Brandt’s first major essay on landscape was published by Picture Post in 1943 and showed the threat to Hadrian’s Wall from extensive mining activities taking place in its vicinity.
He continues the story: “Little by little a milestone, the tombs in a churchyard, a distant house in a park, until there was a fusion, not consciously sought by myself, of the subject that interested me and that indefinable something which gave me pleasure – aesthetic, emotional, call it what you will . I began to feel I might produce good pictures.”
The trouble had been, as I have since realised, that I came to architecture in the first place with preconceived ideas while with landscapes I had an unprejudiced eye. Thus it was I found atmosphere to be the spell that charged the commonplace with beauty. And I am still not sure what atmosphere is.”
When I have seen or sensed – I do not know which it is – the atmosphere of my subject, I try to convey that atmosphere by intensifying the elements that compose it. I lay emphasis on one aspect of my subject and find that I can thus most effectively arrest the spectator’s attention and induce him to an emotional response to the atmosphere I have tried to convey”

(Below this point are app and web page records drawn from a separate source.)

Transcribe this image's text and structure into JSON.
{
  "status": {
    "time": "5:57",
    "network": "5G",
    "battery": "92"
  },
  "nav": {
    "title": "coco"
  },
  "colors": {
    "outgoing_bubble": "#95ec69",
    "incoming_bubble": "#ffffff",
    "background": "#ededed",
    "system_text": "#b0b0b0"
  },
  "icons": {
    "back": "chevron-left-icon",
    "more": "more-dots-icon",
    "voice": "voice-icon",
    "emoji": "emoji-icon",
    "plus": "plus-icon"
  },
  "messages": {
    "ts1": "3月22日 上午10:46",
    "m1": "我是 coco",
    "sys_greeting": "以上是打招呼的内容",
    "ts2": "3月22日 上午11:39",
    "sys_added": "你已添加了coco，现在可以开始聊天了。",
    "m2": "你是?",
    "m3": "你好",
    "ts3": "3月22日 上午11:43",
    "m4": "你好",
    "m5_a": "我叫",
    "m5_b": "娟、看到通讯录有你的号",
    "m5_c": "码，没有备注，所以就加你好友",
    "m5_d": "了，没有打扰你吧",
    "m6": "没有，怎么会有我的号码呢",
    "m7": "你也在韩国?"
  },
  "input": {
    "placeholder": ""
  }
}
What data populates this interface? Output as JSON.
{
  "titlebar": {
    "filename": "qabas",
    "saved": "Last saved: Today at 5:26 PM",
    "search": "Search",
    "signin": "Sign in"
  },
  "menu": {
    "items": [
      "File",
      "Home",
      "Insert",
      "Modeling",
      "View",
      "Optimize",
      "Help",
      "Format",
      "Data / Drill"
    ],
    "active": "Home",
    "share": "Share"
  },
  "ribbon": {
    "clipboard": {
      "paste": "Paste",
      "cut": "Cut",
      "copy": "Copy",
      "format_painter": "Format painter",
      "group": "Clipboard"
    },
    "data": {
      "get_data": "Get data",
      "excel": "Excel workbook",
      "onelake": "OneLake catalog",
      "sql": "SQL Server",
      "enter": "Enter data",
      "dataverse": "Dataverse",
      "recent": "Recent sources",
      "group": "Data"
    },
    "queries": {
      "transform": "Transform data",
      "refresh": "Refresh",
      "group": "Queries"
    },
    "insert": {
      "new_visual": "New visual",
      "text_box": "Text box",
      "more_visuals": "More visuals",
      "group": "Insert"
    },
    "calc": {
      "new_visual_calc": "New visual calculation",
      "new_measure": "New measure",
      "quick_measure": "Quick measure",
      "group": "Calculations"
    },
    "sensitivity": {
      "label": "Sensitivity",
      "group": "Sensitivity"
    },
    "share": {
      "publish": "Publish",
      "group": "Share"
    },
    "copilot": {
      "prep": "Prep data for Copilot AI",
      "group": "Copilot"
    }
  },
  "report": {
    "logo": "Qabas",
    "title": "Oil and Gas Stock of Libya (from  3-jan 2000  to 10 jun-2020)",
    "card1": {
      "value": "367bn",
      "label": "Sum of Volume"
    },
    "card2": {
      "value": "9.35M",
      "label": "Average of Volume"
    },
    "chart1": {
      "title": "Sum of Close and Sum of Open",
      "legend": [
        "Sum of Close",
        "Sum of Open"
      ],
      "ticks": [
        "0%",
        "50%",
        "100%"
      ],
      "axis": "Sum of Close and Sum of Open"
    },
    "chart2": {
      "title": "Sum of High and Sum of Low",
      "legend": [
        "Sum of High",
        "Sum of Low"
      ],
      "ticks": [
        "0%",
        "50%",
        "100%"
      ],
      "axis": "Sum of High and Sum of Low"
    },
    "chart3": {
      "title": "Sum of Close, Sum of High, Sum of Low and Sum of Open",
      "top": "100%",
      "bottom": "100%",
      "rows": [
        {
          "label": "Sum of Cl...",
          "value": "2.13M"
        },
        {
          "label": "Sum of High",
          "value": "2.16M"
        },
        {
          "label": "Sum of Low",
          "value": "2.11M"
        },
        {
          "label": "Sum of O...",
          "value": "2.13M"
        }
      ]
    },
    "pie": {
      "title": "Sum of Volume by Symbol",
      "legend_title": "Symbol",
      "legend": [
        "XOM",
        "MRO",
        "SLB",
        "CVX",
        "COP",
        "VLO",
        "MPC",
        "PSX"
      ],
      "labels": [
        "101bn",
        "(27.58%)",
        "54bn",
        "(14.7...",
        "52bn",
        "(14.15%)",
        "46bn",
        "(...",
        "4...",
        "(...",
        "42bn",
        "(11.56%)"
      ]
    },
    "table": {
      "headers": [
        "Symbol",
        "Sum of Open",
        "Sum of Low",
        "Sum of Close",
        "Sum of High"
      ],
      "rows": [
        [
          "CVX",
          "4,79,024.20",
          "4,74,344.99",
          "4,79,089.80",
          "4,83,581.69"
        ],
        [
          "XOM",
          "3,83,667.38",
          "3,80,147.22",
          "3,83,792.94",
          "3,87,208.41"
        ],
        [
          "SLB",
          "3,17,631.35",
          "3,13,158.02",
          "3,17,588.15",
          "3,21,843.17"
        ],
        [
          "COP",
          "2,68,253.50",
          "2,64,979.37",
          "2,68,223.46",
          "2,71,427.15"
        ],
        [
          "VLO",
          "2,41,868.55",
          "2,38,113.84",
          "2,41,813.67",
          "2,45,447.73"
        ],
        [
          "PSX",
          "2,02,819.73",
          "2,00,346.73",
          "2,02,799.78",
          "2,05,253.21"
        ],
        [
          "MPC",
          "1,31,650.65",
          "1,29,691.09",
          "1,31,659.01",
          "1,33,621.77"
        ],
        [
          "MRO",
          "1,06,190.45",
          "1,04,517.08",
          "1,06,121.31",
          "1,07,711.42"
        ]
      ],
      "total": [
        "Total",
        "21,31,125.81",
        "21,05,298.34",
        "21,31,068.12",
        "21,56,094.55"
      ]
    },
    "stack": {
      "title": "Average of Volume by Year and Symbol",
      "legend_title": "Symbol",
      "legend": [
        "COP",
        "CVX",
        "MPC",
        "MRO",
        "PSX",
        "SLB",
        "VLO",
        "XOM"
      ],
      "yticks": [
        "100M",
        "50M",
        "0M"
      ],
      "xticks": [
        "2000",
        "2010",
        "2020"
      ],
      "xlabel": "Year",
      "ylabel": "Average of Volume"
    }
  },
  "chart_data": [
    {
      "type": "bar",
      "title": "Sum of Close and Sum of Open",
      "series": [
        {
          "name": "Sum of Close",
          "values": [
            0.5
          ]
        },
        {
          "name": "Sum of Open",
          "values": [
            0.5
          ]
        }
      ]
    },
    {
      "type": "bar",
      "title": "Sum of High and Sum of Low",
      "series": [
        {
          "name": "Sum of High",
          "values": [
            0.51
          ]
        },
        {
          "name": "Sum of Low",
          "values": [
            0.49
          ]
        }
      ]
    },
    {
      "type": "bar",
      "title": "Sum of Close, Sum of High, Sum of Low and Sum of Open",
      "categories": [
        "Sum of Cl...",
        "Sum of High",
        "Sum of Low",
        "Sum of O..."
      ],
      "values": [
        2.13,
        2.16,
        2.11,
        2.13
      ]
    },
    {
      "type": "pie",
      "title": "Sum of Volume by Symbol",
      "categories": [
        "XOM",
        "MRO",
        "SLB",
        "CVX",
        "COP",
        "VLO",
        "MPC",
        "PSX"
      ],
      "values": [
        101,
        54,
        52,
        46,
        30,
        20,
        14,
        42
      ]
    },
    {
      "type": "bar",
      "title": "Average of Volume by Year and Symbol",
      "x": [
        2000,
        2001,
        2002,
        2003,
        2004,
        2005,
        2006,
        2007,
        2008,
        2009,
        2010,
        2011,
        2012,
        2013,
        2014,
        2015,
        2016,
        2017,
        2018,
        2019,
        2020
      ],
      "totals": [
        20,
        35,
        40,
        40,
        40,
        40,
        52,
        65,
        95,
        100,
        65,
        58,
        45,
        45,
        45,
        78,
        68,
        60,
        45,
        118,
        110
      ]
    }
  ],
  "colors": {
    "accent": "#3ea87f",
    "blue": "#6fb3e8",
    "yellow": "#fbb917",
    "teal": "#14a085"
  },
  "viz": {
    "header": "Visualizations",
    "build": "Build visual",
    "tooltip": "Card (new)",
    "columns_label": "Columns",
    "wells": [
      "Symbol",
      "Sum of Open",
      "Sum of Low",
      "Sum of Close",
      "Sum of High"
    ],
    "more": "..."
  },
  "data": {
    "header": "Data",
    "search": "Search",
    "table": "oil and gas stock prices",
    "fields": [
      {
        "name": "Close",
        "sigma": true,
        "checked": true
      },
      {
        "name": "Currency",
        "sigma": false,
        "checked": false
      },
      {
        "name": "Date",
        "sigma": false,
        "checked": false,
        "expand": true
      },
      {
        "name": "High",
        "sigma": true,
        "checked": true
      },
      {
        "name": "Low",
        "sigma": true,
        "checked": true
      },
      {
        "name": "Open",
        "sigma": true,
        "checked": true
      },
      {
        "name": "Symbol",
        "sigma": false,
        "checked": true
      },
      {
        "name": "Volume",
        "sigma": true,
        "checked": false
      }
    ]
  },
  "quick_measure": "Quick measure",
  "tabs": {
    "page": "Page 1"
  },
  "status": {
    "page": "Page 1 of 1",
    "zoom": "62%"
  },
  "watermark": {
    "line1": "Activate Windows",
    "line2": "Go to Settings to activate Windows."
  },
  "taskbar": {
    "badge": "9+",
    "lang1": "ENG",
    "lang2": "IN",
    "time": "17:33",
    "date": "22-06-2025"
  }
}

Speaking of his discovery of a gull’s nest on Skye one sunny afternoon Brandt recalled that “as the light was too flat and the nest looked too pretty for this very wild part of the island I decided to come back in the evening. It was almost midsummer night and the pale green twilight started rather late. When I approached the nest on an isolated outpost of rocks an enormously large gull, which had been sitting on the eggs, flew off and circled low around my head barking like a dog. It was windstill, the mountains of the Scottish mainland were reflected in the sea – the light was now just right for my picture”.